The Pentagon's inspector general found that Gen. Tommy Franks mistakenly allowed his wife to sit in on classified briefings, but concluded no harm was done to national security and dismissed two other allegations, Defense officials said Monday.
The probe by the Department of Defense inspector general's office found that the chief of the U.S. Central Command, who would lead a war against Iraq, "inadvertently allowed classified information, at a level for which Mrs. Franks was not cleared, to be discussed in her presence," Pentagon spokesman Lt. Col. Gary Keck said. The report concluded that the disclosure did not affect U.S. security, Keck said.
The investigation declared "unsubstantiated" allegations that a female officer was assigned to run personal errands for Cathy Franks and a military bodyguard was assigned to protect her, in violation of military regulations. Pentagon officials declined to comment on those allegations.
Franks agreed to "redouble his efforts to safeguard such information" in a meeting with Defense Secretary Donald H. Rumsfeld, Keck said. Rumsfeld on Monday reiterated the support for Franks that he first voiced when the allegations were made public in early February.
"As I indicated, Gen. Franks is an outstanding leader and soldier," Rumsfeld said in a statement. "I continue to have full confidence in him and I regard this matter as concluded."
Investigations of senior military officers are not unusual and vary widely in their import. Pentagon regulations require that even anonymous allegations be investigated, and such probes regularly take many months, even when no disciplinary action results. Rumsfeld told reporters at the Pentagon on Monday that Franks had informed him of the investigation some time ago.

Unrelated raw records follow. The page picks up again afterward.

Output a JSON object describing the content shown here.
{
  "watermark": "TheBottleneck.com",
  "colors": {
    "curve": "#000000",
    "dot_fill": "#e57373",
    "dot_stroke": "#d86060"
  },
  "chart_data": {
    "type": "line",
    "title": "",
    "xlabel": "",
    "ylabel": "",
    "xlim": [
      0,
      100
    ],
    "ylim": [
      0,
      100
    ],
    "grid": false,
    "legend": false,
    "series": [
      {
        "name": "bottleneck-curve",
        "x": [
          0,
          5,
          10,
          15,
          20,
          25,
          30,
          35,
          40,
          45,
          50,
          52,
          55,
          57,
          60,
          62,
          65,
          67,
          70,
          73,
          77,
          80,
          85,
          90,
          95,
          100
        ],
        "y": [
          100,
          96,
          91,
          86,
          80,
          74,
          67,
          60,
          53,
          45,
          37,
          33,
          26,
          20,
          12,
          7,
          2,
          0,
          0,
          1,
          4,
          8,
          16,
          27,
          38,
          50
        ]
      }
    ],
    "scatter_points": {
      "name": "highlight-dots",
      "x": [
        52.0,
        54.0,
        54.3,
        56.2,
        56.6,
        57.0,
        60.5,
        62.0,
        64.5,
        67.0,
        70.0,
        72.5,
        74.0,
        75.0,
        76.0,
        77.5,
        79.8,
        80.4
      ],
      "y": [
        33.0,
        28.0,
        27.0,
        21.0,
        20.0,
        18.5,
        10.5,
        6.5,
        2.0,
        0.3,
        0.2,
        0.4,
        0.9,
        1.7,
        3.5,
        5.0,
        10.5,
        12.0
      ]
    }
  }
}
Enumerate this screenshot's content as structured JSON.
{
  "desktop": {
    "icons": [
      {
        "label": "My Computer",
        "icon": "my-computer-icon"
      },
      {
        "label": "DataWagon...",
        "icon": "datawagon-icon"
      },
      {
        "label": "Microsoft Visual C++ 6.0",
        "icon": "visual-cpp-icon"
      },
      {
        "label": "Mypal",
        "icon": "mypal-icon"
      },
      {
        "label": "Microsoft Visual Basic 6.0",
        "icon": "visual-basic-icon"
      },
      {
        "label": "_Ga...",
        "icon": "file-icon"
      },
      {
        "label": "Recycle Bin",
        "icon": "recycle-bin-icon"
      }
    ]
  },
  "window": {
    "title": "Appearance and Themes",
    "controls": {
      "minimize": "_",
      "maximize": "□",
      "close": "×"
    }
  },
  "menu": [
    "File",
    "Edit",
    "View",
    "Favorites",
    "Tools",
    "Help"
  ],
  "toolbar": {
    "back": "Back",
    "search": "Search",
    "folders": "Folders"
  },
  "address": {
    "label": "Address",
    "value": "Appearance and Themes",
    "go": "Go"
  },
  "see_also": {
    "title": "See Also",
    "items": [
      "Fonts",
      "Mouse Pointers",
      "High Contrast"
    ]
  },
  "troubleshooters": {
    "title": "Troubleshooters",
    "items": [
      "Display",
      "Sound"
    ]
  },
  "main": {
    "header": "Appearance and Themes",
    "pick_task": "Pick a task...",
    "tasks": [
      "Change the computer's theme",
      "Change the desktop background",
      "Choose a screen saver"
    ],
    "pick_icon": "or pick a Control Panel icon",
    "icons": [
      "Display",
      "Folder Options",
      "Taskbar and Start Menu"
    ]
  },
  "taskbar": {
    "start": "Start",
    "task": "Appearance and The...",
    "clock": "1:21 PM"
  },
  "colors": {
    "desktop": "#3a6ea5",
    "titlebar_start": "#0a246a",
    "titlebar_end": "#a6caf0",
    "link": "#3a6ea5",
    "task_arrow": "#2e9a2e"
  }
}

As chief of U.S. Central Command, based in Tampa, Fla., Franks, 57, is responsible for all U.S. military operations in the Middle East and Southwest Asia. Named to his post in 2000, he commanded U.S. forces in Afghanistan. He is overseeing the buildup of U.S. forces in the Persian Gulf in preparation for a possible war with Iraq.
The disclosure of the investigation, first reported in the Washington Post, incensed Rumsfeld, Defense sources said. A senior Defense official called the timing "at best curious and at worst malicious," and privately dismissed the allegations against Franks as "one of the more ugly episodes that I've seen."
One Defense official who has sat in on briefings with Franks said Cathy Franks has sometimes been in attendance, but has been asked to leave when classified material comes up. The official did not explain why she would have been present at such briefings.
In one instance, a Defense official said, Franks "was on a military transport aircraft, and in these there are certain areas where they sit the VIPs so they are comfortable and not out where the cargo is. He was working in this little passenger compartment, and he was briefed there, and his wife was there. So what did they want him to do? Send his wife out to the cargo area where it was loud and dirty and she'd have to wear earplugs and there was no place to sit? Or just let her stay where she was comfortable? It's not like she was following what was being said anyway."
Times staff writer Esther Schrader contributed to this report.